“For some it is like, wading through treacle and living in a thick black fog or dark deep well with no light and no way out or even looking in a cracked mirror.”
The first thing I want to say is that, be it that my thoughts and opinions are based on long held trusted theory and evidence from mine and worldwide practice, they are not intended in any way to: undermine or contradict other views or the vital role that medication plays in helping those who suffer from symptoms of depression. Indeed they are meant to add to the body of what is available as I work with many who benefit from medical support.
Depression is not feeling “blue”, or down or even depressed. Suffering from depression means you are stuck in a “deep” constant feeling. Flat lining into a single feeling where symptoms can, Include: a complete lack of energy, anxiety, being detached from your life, even to the point you may not connect with who you are or others.
Life can seem pointless and often the desire to hide or sleep can become overwhelming.

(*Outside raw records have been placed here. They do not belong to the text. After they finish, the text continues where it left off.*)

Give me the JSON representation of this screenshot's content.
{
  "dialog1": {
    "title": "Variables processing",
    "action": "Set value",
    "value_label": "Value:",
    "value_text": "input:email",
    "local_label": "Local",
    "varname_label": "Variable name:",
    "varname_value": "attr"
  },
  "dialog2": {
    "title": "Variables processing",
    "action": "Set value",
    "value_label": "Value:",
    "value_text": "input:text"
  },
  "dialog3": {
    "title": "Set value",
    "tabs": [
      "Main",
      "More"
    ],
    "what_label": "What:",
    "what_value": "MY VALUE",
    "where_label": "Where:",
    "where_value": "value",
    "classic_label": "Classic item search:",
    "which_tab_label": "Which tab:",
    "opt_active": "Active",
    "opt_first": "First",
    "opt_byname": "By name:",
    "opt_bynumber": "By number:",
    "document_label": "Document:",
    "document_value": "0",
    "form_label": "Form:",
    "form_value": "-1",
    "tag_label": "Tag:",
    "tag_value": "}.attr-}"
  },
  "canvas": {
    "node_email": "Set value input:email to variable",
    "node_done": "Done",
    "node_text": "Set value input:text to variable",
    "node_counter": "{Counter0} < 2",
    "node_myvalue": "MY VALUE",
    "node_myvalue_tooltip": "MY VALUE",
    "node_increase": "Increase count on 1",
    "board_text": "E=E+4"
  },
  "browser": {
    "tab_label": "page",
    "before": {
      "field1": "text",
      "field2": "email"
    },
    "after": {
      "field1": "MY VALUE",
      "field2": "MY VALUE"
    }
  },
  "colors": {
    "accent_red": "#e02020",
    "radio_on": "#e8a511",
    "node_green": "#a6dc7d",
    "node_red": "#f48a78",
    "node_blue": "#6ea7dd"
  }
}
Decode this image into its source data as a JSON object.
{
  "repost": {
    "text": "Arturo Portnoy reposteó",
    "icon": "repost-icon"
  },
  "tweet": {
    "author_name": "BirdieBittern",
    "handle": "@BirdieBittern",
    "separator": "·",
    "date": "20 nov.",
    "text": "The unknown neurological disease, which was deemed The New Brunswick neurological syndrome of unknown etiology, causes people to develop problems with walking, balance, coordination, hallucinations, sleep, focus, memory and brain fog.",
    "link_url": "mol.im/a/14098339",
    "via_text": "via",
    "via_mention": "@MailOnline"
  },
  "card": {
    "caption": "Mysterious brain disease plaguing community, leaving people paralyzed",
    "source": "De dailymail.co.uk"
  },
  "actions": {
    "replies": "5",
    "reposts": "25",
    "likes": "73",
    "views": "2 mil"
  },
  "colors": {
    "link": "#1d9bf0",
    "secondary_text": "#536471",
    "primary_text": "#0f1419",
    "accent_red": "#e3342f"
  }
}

You cannot think or exercise your way out of feeling depressed. Yes they both can help but are not the answer alone.
In fact many who are depressed are often seen as not doing enough to help themselves. In fact being depressed is more horrible than you can imagine and the person is often scared and would do anything not to feel as they do.
So what is happening?
Without denying the medical evidence, which suggests feeling depressed has a connection to the level of particular hormones in your body, in my world the body of belief is that: what is happening is exactly what it is called. Certain feelings are being “depressed” or supressed by a single feeling of continued extreme “sadness”.
If you can feel: angry and happy and sad you are unlikely to be suffering from depression.
Therefore once the underlying feelings are identified and expressed the symptom of feeling depressed lifts.
Why can’t I do this for myself?
Sometimes feeling depressed does pass on its own. For others it is far more difficult. People often have no idea why they feel as they do or that they are even depressed as symptoms can creep up over time. By the time they are recognised, it’s often too late.
Many common reasons:
- You have formed a habit from early life of not feeling certain feelings and therefore can’t recognise what is happening.
- You learnt in early life how to use variations of “sadness” to keep you safe and get your needs met.
- You have suffered a loss or change of situation in your life and have been unable to work through your feelings.
- Some of those possible feelings underneath can include: anger or sadness and due to early life experiences you may feel weak or less than, when you feel or express them and so they are denied.
What is the best approach?
There is no one fits all approach. Everyone is unique. What is important is to work at your pace and in ways that suit you. Patience and self- care are top of the list for me.
How long does it take?
Often people don’t snap out of feeling depressed. For many it is a gradual change. In fact one client explained it very well when she said, “I know I’m no longer depressed, I just don’t know when and where it happened”.